|Upper seatpost attachment. The short tube on the seatpost slides into the tube assembly that is clamped on the lower chainstay/pivot-pin tube (the one behind the bottom bracket). Almost all these little pieces in the following pictures are adjustable where they are clamped to. If I use a bigger tire (which would put the wheel in a slightly different place when kicked under) or different seat, I can adjust the pieces so they will still fit together.|
|This thing clamped on the seatpost has an arm that engages into the nut brazed onto the chainstay (vertical tube to the right. The bolt on the left provides friction so when I push it up and the tab enters the nut, it stays there.|
|seatpost assembly secured now.|
|Boom tube to seat tube connection. A nail drops thru the lower connection to resist pulling forces. If it was not there, the tube would slip out a couple of millimeters or so after some heavy pedaling. This pin (nail) idea has worked great over tens of thousands of miles. The holes have not elongated and the pin has not developed notches. There is probably a more elegant solution to this issue but why fix what is not broken.|
|Handlebar stem clamped on right side of front rack. Built in recess on the rack to accommodate the stem is seen here.|
|Left side of fork crown closeup|
|Upper left fork crown, with short tube (about 4cm long) projecting to the left. It is about a quarter inch inside the pivot pin already.|
|Fork crown alignment tube is now pushed all the way inside the pivot pin. The fork crown and rear pivot area of the bike are held together now.|
|The metal tab is pushed down behind the chain rail. This keeps the fork from coming out of the pivot pin.|
|The fork would still pivot forward or backward if not for this. Look at the 2 short horizontal tubes brazed to the fork leg on the right. They will engage with the chainstay when the fork is pushed into the pivot pin (fork is not pushed all the way in place yet, in this picture). That keeps everything solid. The quick release nut for the front wheel you see here is cut a bit shorter. It rests against the quick release nut for the rear wheel, also cut short. Brings the wheels closer together, making the folded package smaller.|
|Stem to fork connection. The same clamp tightens it on here and the on the steerer.|
|Tucked under a table.|
|fits almost anywhere.|
|To carry, I lean the leather saddle against my hip and hold the tube where the handlebar stem connects. Or I just grab the horizontal tube at the top of the folded bike.|

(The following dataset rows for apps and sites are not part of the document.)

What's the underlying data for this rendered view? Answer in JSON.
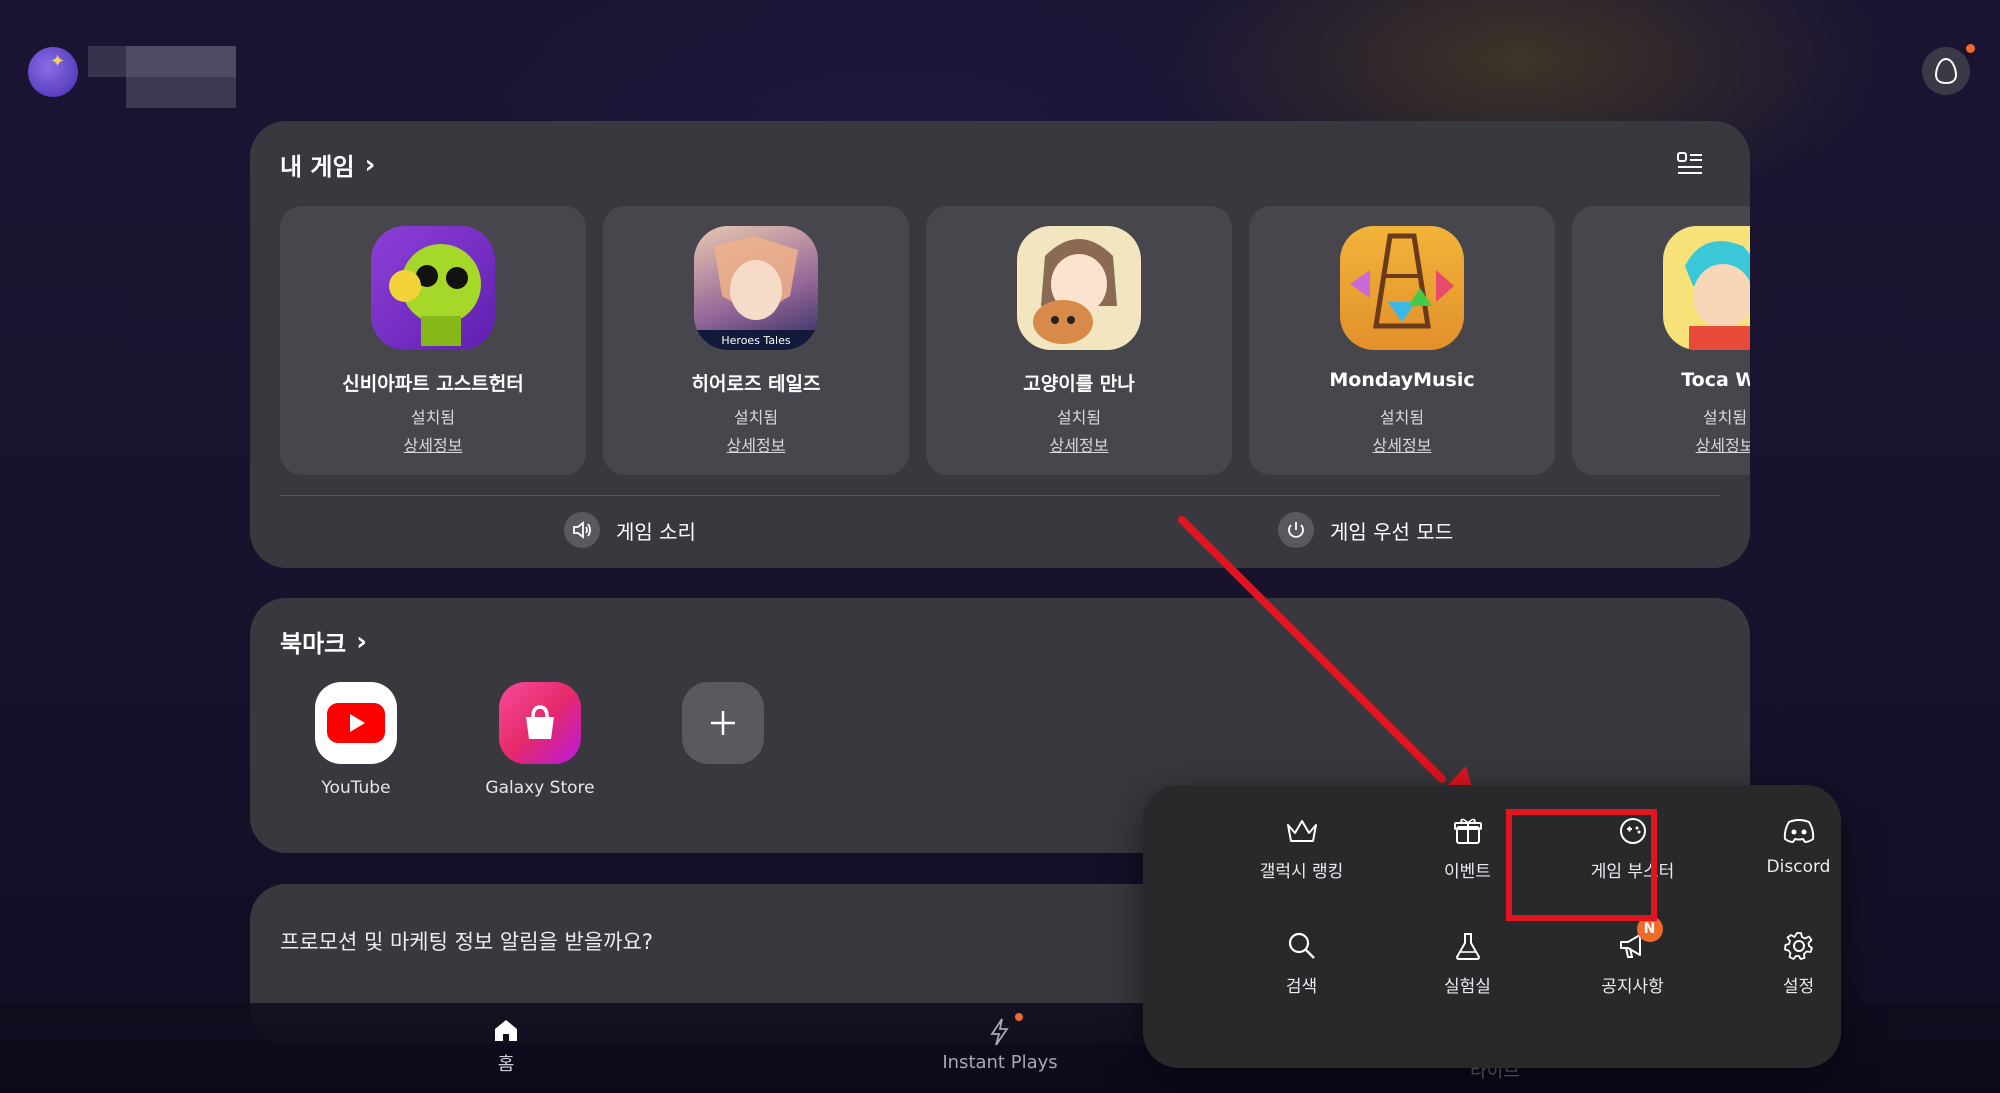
{
  "header": {
    "avatar": "profile-avatar",
    "username_blurred": true
  },
  "my_games": {
    "title": "내 게임",
    "games": [
      {
        "name": "신비아파트 고스트헌터",
        "status": "설치됨",
        "detail": "상세정보"
      },
      {
        "name": "히어로즈 테일즈",
        "status": "설치됨",
        "detail": "상세정보",
        "icon_caption": "Heroes Tales"
      },
      {
        "name": "고양이를 만나",
        "status": "설치됨",
        "detail": "상세정보"
      },
      {
        "name": "MondayMusic",
        "status": "설치됨",
        "detail": "상세정보"
      },
      {
        "name": "Toca Wo",
        "status": "설치됨",
        "detail": "상세정보"
      }
    ],
    "sound_label": "게임 소리",
    "priority_label": "게임 우선 모드"
  },
  "bookmarks": {
    "title": "북마크",
    "items": [
      {
        "label": "YouTube"
      },
      {
        "label": "Galaxy Store"
      }
    ]
  },
  "promo": {
    "text": "프로모션 및 마케팅 정보 알림을 받을까요?"
  },
  "bottom_nav": {
    "items": [
      {
        "label": "홈"
      },
      {
        "label": "Instant Plays"
      },
      {
        "label": "라이브"
      }
    ]
  },
  "popup_menu": {
    "items": [
      {
        "label": "갤럭시 랭킹",
        "icon": "crown-icon"
      },
      {
        "label": "이벤트",
        "icon": "gift-icon"
      },
      {
        "label": "게임 부스터",
        "icon": "booster-icon"
      },
      {
        "label": "Discord",
        "icon": "discord-icon"
      },
      {
        "label": "검색",
        "icon": "search-icon"
      },
      {
        "label": "실험실",
        "icon": "flask-icon"
      },
      {
        "label": "공지사항",
        "icon": "megaphone-icon",
        "badge": "N"
      },
      {
        "label": "설정",
        "icon": "gear-icon"
      }
    ]
  },
  "colors": {
    "accent": "#f06a2b",
    "highlight": "#e0151f",
    "panel": "#39383e"
  }
}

|Here is a airline legal size collapsible box I made. About 60 inches length/width/height added together. Limit is 62". Plywood sheets drop into internal pockets to assemble from flat.|
|When I remove the left pedal, the bike just drops in.|
|To carry stuff, a bag I made loops over both brake levers, and is supported by the rack below. A velcro strap fixes it against the headtube, if I remember to secure it (it isn't essential). The bag is about the size of a grocery sack.|